Work task:
Find the word "selected" below. Copy each line that has it.
──────── Exercise data
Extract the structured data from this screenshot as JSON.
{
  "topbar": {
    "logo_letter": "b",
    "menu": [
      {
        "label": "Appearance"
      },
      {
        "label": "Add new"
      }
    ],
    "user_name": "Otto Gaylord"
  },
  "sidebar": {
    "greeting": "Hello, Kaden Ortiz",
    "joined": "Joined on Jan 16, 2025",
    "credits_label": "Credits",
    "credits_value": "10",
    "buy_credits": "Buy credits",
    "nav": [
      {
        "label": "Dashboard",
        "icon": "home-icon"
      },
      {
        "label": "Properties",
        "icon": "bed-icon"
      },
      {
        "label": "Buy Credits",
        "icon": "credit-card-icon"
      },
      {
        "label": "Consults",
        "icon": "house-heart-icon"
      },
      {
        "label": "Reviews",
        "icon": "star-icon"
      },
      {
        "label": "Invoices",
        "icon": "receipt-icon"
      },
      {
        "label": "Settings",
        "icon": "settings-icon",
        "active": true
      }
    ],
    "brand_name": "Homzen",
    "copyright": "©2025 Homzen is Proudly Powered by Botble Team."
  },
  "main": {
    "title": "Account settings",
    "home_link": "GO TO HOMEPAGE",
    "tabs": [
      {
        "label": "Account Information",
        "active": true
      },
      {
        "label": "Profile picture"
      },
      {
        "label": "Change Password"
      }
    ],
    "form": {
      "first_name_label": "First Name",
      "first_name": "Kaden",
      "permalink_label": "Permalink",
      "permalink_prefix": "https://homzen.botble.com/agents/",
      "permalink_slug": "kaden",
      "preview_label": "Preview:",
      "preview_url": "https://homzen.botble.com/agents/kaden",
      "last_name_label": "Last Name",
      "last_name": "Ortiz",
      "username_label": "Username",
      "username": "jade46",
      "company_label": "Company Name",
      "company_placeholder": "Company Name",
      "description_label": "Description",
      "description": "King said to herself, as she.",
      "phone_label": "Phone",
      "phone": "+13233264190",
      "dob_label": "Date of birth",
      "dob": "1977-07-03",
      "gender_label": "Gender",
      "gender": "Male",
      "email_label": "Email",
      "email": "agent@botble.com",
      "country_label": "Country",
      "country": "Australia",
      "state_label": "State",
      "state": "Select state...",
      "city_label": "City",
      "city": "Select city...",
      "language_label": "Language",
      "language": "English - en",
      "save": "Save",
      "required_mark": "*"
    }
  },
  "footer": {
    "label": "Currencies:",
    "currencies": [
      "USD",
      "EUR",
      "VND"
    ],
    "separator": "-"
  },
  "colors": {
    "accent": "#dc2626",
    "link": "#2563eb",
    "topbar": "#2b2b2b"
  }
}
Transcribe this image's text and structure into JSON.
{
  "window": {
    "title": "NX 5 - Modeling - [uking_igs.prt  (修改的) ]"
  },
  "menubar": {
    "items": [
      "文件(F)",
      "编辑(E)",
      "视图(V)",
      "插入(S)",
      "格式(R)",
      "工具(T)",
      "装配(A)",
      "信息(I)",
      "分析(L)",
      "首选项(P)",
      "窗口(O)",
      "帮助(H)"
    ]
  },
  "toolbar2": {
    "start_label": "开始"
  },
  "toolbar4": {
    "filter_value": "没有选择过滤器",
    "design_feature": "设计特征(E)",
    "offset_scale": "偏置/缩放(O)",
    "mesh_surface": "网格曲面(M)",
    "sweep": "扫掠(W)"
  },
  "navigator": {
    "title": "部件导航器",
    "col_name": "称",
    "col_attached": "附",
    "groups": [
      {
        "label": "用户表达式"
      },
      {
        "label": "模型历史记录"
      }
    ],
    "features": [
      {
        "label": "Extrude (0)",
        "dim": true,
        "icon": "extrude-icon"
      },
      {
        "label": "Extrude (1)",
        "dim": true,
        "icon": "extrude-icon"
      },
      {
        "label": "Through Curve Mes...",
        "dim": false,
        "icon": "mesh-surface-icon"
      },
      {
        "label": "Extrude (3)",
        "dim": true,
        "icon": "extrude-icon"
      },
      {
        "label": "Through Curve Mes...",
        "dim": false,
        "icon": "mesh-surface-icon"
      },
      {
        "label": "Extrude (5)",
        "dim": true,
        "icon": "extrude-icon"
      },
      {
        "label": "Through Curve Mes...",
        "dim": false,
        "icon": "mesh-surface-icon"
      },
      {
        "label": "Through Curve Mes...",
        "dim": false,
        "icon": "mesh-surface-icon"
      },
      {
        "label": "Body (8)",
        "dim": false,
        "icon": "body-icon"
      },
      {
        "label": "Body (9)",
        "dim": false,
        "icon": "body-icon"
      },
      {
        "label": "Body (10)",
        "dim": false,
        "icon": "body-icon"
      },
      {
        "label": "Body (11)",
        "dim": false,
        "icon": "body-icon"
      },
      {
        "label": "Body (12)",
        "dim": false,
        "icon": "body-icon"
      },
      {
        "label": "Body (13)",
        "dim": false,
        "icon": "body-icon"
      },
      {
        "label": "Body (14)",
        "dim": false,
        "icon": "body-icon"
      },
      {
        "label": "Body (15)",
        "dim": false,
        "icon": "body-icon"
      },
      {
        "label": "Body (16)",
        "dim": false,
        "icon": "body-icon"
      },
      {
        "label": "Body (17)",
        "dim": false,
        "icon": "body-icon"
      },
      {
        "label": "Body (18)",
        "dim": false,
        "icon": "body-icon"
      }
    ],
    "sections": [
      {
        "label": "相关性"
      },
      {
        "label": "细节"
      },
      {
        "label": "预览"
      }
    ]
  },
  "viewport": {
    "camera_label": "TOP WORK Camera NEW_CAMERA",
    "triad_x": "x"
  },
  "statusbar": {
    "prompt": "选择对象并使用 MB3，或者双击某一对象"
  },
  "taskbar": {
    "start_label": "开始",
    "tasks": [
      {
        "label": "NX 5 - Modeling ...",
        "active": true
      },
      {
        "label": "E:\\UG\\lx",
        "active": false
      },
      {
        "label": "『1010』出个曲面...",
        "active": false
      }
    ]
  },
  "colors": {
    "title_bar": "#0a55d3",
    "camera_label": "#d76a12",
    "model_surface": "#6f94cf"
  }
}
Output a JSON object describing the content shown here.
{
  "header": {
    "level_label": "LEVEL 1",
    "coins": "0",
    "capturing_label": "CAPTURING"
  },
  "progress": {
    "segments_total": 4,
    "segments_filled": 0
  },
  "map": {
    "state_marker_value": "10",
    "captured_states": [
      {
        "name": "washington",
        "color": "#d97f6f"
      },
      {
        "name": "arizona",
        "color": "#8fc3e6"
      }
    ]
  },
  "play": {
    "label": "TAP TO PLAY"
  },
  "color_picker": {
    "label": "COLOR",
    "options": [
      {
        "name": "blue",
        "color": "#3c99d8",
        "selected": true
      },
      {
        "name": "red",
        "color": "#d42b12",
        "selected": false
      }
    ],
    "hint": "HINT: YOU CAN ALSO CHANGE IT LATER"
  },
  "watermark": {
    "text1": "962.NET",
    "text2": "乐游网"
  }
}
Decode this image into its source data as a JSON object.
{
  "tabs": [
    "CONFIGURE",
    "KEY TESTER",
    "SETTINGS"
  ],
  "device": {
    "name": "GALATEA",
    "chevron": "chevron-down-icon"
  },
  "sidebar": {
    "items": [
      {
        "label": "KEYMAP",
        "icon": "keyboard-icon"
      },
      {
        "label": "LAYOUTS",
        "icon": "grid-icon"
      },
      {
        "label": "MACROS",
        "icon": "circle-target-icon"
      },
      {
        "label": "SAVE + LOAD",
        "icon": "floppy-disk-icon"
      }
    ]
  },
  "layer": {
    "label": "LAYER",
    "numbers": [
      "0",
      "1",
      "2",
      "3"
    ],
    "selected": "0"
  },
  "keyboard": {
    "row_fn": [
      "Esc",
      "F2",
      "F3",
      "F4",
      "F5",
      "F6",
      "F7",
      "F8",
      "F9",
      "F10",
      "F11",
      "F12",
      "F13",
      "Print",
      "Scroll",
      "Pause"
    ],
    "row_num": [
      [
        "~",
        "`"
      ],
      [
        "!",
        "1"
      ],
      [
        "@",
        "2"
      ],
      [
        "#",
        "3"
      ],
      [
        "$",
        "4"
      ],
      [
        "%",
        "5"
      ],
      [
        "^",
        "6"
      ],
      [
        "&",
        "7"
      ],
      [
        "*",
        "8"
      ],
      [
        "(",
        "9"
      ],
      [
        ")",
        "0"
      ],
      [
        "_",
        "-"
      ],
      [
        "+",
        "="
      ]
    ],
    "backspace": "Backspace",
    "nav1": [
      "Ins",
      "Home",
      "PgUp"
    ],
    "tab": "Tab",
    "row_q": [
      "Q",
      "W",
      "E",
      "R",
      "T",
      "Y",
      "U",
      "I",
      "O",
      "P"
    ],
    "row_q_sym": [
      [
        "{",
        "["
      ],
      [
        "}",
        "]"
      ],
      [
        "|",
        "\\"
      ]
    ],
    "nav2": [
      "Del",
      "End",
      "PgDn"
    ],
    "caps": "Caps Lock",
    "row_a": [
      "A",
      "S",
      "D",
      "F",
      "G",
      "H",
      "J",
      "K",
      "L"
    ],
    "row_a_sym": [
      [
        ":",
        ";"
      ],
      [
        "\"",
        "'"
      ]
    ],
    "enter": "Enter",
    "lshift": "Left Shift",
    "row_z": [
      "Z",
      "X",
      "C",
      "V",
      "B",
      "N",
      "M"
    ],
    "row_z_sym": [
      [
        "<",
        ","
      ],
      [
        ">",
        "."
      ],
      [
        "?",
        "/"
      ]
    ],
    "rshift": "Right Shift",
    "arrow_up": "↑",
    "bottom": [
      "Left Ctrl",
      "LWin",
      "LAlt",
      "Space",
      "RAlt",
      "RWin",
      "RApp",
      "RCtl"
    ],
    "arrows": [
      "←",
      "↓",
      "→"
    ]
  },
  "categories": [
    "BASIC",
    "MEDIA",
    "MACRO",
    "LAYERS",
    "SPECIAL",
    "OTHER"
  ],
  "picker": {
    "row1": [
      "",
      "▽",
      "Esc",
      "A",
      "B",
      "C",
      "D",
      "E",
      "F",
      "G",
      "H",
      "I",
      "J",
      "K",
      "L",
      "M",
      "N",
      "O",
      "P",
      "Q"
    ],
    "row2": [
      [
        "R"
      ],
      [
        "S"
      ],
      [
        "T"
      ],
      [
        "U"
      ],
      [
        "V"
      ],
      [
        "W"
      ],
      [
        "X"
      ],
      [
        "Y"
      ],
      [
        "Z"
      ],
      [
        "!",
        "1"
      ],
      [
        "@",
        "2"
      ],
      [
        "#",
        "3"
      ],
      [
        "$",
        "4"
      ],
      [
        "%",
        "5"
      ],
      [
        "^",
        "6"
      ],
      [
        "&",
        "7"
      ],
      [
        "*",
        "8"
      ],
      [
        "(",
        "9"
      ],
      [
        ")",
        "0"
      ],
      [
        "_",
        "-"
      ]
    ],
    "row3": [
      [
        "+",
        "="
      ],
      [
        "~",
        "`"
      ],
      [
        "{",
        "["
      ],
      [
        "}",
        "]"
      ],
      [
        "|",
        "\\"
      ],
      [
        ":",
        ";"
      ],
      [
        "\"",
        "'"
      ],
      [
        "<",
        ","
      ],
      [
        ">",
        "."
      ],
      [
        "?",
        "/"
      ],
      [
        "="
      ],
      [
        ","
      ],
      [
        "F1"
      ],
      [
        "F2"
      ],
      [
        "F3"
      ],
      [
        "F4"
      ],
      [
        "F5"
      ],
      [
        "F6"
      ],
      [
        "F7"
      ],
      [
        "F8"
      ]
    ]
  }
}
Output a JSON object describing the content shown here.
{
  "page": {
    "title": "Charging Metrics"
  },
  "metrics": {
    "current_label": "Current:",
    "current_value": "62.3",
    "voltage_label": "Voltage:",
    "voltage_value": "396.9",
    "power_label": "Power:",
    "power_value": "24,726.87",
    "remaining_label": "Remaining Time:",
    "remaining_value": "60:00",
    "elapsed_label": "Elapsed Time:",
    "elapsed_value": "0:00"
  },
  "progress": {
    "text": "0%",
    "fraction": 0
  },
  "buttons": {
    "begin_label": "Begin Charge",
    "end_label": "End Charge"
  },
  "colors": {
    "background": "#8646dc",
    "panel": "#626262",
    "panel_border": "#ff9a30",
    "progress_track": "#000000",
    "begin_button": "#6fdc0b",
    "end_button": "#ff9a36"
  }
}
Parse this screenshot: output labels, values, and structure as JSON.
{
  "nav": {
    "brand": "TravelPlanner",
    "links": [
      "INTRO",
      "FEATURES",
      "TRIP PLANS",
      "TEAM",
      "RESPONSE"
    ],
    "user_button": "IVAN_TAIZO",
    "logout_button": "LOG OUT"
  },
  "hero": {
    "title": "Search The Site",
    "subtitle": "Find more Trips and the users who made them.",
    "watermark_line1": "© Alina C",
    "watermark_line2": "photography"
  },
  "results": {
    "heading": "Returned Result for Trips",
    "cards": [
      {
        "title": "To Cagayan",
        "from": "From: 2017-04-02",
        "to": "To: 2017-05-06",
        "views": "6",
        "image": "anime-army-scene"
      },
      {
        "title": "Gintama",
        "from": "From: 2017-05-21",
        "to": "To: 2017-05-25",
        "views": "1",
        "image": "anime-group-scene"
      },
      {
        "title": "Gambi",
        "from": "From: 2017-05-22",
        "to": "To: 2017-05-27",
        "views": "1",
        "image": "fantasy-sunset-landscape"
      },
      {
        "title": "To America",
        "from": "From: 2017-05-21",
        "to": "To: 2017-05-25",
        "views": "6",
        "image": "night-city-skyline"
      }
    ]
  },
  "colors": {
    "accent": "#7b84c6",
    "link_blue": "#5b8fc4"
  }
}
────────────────
Answer to the problem:
        "selected": true
        "selected": false
    "selected": "0"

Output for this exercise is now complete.